Start of Block

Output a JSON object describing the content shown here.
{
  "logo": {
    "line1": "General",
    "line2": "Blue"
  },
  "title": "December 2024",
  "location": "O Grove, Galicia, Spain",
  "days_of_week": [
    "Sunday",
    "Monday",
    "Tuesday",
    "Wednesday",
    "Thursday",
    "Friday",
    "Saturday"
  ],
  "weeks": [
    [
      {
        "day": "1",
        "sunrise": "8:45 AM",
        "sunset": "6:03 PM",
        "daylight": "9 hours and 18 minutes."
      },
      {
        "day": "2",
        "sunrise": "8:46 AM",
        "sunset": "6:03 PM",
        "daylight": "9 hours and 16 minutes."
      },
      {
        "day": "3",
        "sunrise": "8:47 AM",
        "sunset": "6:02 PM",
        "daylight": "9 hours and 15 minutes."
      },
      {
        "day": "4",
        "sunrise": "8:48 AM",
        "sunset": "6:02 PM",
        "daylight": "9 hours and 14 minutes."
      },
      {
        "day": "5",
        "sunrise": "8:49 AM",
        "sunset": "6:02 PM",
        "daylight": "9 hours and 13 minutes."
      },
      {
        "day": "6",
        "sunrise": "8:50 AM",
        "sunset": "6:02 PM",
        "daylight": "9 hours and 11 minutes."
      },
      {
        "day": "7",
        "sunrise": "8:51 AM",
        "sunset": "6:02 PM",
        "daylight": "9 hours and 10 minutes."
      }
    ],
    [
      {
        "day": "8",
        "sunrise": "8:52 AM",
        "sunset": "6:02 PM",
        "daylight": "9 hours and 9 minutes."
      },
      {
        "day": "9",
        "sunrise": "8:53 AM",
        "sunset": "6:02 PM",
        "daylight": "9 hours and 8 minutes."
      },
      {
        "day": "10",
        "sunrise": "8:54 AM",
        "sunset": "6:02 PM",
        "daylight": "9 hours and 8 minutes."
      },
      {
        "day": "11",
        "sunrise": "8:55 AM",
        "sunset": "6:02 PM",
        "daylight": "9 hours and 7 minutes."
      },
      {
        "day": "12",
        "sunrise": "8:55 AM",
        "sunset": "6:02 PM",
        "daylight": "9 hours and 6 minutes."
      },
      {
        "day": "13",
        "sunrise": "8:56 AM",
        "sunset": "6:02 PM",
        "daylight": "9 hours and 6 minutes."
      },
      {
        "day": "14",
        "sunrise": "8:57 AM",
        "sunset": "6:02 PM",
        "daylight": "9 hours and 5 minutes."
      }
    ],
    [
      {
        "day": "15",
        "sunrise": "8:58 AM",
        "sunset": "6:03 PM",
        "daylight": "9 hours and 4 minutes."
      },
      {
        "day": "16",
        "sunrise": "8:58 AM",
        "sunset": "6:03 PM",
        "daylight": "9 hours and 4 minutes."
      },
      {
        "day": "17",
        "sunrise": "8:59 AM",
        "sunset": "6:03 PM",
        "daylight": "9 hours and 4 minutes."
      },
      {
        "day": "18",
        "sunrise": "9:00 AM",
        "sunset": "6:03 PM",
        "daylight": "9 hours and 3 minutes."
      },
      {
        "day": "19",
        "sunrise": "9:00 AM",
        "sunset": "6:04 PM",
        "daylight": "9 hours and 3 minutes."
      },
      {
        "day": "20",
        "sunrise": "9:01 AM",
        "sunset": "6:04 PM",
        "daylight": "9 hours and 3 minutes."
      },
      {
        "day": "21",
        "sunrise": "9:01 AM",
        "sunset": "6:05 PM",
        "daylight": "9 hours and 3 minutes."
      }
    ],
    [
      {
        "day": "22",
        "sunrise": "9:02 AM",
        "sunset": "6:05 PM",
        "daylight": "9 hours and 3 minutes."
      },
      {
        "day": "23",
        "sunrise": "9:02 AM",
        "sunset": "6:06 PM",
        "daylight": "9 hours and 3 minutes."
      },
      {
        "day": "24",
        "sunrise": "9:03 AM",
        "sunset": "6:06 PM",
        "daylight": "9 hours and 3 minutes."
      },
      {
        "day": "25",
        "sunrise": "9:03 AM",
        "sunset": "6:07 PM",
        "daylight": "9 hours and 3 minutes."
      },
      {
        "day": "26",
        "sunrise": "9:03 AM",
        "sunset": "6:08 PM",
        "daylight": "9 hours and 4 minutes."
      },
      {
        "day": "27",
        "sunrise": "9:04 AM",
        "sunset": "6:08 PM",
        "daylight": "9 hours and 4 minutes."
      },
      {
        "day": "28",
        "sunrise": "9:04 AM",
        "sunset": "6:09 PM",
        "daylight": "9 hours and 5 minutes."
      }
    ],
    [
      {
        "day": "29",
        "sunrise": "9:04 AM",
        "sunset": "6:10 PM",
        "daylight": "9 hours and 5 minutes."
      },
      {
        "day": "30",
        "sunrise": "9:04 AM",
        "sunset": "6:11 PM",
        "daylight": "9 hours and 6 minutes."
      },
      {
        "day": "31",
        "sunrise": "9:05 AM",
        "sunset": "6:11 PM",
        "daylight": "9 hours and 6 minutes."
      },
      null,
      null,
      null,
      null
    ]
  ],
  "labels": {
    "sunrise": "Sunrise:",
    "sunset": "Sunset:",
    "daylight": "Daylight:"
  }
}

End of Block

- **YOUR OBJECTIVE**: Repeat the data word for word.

- **EXERCISE ANSWER**:
Output a JSON object describing the content shown here.
{
  "logo": {
    "line1": "General",
    "line2": "Blue"
  },
  "title": "December 2024",
  "location": "O Grove, Galicia, Spain",
  "days_of_week": [
    "Sunday",
    "Monday",
    "Tuesday",
    "Wednesday",
    "Thursday",
    "Friday",
    "Saturday"
  ],
  "weeks": [
    [
      {
        "day": "1",
        "sunrise": "8:45 AM",
        "sunset": "6:03 PM",
        "daylight": "9 hours and 18 minutes."
      },
      {
        "day": "2",
        "sunrise": "8:46 AM",
        "sunset": "6:03 PM",
        "daylight": "9 hours and 16 minutes."
      },
      {
        "day": "3",
        "sunrise": "8:47 AM",
        "sunset": "6:02 PM",
        "daylight": "9 hours and 15 minutes."
      },
      {
        "day": "4",
        "sunrise": "8:48 AM",
        "sunset": "6:02 PM",
        "daylight": "9 hours and 14 minutes."
      },
      {
        "day": "5",
        "sunrise": "8:49 AM",
        "sunset": "6:02 PM",
        "daylight": "9 hours and 13 minutes."
      },
      {
        "day": "6",
        "sunrise": "8:50 AM",
        "sunset": "6:02 PM",
        "daylight": "9 hours and 11 minutes."
      },
      {
        "day": "7",
        "sunrise": "8:51 AM",
        "sunset": "6:02 PM",
        "daylight": "9 hours and 10 minutes."
      }
    ],
    [
      {
        "day": "8",
        "sunrise": "8:52 AM",
        "sunset": "6:02 PM",
        "daylight": "9 hours and 9 minutes."
      },
      {
        "day": "9",
        "sunrise": "8:53 AM",
        "sunset": "6:02 PM",
        "daylight": "9 hours and 8 minutes."
      },
      {
        "day": "10",
        "sunrise": "8:54 AM",
        "sunset": "6:02 PM",
        "daylight": "9 hours and 8 minutes."
      },
      {
        "day": "11",
        "sunrise": "8:55 AM",
        "sunset": "6:02 PM",
        "daylight": "9 hours and 7 minutes."
      },
      {
        "day": "12",
        "sunrise": "8:55 AM",
        "sunset": "6:02 PM",
        "daylight": "9 hours and 6 minutes."
      },
      {
        "day": "13",
        "sunrise": "8:56 AM",
        "sunset": "6:02 PM",
        "daylight": "9 hours and 6 minutes."
      },
      {
        "day": "14",
        "sunrise": "8:57 AM",
        "sunset": "6:02 PM",
        "daylight": "9 hours and 5 minutes."
      }
    ],
    [
      {
        "day": "15",
        "sunrise": "8:58 AM",
        "sunset": "6:03 PM",
        "daylight": "9 hours and 4 minutes."
      },
      {
        "day": "16",
        "sunrise": "8:58 AM",
        "sunset": "6:03 PM",
        "daylight": "9 hours and 4 minutes."
      },
      {
        "day": "17",
        "sunrise": "8:59 AM",
        "sunset": "6:03 PM",
        "daylight": "9 hours and 4 minutes."
      },
      {
        "day": "18",
        "sunrise": "9:00 AM",
        "sunset": "6:03 PM",
        "daylight": "9 hours and 3 minutes."
      },
      {
        "day": "19",
        "sunrise": "9:00 AM",
        "sunset": "6:04 PM",
        "daylight": "9 hours and 3 minutes."
      },
      {
        "day": "20",
        "sunrise": "9:01 AM",
        "sunset": "6:04 PM",
        "daylight": "9 hours and 3 minutes."
      },
      {
        "day": "21",
        "sunrise": "9:01 AM",
        "sunset": "6:05 PM",
        "daylight": "9 hours and 3 minutes."
      }
    ],
    [
      {
        "day": "22",
        "sunrise": "9:02 AM",
        "sunset": "6:05 PM",
        "daylight": "9 hours and 3 minutes."
      },
      {
        "day": "23",
        "sunrise": "9:02 AM",
        "sunset": "6:06 PM",
        "daylight": "9 hours and 3 minutes."
      },
      {
        "day": "24",
        "sunrise": "9:03 AM",
        "sunset": "6:06 PM",
        "daylight": "9 hours and 3 minutes."
      },
      {
        "day": "25",
        "sunrise": "9:03 AM",
        "sunset": "6:07 PM",
        "daylight": "9 hours and 3 minutes."
      },
      {
        "day": "26",
        "sunrise": "9:03 AM",
        "sunset": "6:08 PM",
        "daylight": "9 hours and 4 minutes."
      },
      {
        "day": "27",
        "sunrise": "9:04 AM",
        "sunset": "6:08 PM",
        "daylight": "9 hours and 4 minutes."
      },
      {
        "day": "28",
        "sunrise": "9:04 AM",
        "sunset": "6:09 PM",
        "daylight": "9 hours and 5 minutes."
      }
    ],
    [
      {
        "day": "29",
        "sunrise": "9:04 AM",
        "sunset": "6:10 PM",
        "daylight": "9 hours and 5 minutes."
      },
      {
        "day": "30",
        "sunrise": "9:04 AM",
        "sunset": "6:11 PM",
        "daylight": "9 hours and 6 minutes."
      },
      {
        "day": "31",
        "sunrise": "9:05 AM",
        "sunset": "6:11 PM",
        "daylight": "9 hours and 6 minutes."
      },
      null,
      null,
      null,
      null
    ]
  ],
  "labels": {
    "sunrise": "Sunrise:",
    "sunset": "Sunset:",
    "daylight": "Daylight:"
  }
}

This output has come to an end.